In the modern era, there is great convergence in the technologies used by friendly nations and by hostile ones. Signals intelligence agencies find themselves penetrating the technologies that they also at times must protect. To ease this tension, the United States and its partners have relied on an approach sometimes called Nobody But Us, or NOBUS: target communications mechanisms using unique methods accessible only to the United States. This paper examines how the NOBUS approach works, its limits, and the challenging matter of what comes next.
The International Security Program participates in the nuclear security fellowship program funded by the Stanton Foundation.
Frank Stanton, the president of CBS News from 1946-1971, established The Stanton Foundation. During his 25 years at the network's helm, Stanton turned an also-ran radio network into a broadcasting powerhouse. Stanton died in 2006, aged 98 years.
According to information provided by the foundation, Stanton was a strong defender of free speech and was determined to use television as an "instrument of civic education." For example, in 1960, he supported the first televised presidential debates with Richard Nixon and John Kennedy, which required a special act of Congress before they could proceed. These debates were credited with helping Kennedy win the presidency, and have since become a staple of U.S. presidential campaigns.
Throughout his life, Stanton was interested in international security and U.S. foreign policy. He served on several presidential commissions charged with preparing the United States for the challenges of living in a nuclear world. In 1954, Dwight Eisenhower appointed Stanton to a committee convened to develop the first comprehensive plan for the nation's survival of the following a nuclear attack. Stanton was responsible for developing plans for national and international communication in the aftermath of a nuclear incident. According to a statement from the foundation, "The Stanton Foundation aims, through its support of the Nuclear Security Fellows program, to perpetuate his efforts to meet [such] challenges."
Fellows are expected to produce a written product at the end of the fellowship (e.g. an article, report, or book). Suitable topics may include, but are not limited to:
- Nuclear terrorism
- Nuclear proliferation
- Nuclear weapons
- Nuclear force posture
- Nuclear energy as it relates to nuclear security
The Stanton Nuclear Security Fellows must be in residence for the duration of their fellowships.
The Stanton Nuclear Security Fellowships offer ten-month stipends of 62,000 USD to postdoctoral research fellows, and stipends for junior faculty fellows will be awarded on a case-by-case basis and be commensurate with experience.
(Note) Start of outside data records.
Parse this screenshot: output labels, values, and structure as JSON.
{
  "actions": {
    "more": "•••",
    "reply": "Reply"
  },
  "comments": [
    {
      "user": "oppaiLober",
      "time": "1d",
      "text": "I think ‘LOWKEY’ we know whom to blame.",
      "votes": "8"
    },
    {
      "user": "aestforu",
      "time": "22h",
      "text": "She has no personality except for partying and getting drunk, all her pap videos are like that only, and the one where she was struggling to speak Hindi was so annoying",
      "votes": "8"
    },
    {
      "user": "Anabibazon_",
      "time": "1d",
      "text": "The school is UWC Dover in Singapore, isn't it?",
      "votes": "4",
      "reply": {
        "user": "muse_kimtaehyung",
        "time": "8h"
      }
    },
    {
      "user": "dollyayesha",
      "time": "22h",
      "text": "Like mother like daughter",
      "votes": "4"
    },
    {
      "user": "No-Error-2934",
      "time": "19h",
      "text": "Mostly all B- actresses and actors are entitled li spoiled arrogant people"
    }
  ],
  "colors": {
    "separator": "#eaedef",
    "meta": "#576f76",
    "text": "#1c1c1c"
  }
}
These are benefits-eligible fellowships.
- CV/ Resume
- Unofficial transcript (pre-doctoral fellow applicants only)
- Research statement (3–5 pages)
- Writing sample (less than 50 pages)
- Should be one published or unpublished piece written by the applicant (co-authored pieces not accepted) in English that will demonstrate his/her English-language writing ability
- Can be a journal article, book chapter, dissertation chapter, white paper, etc. you have produced in your field
- Contact information for 3 recommenders submitting letters on your behalf
Postdoctoral and junior faculty applicants must have received their Ph.D. within the past five years. Junior faculty applicants must hold a tenure-track position. All eligible fellowship applicants to the International Security Program and Project on Managing the Atom with a nuclear focus will be considered for the Stanton Nuclear Security Fellowship.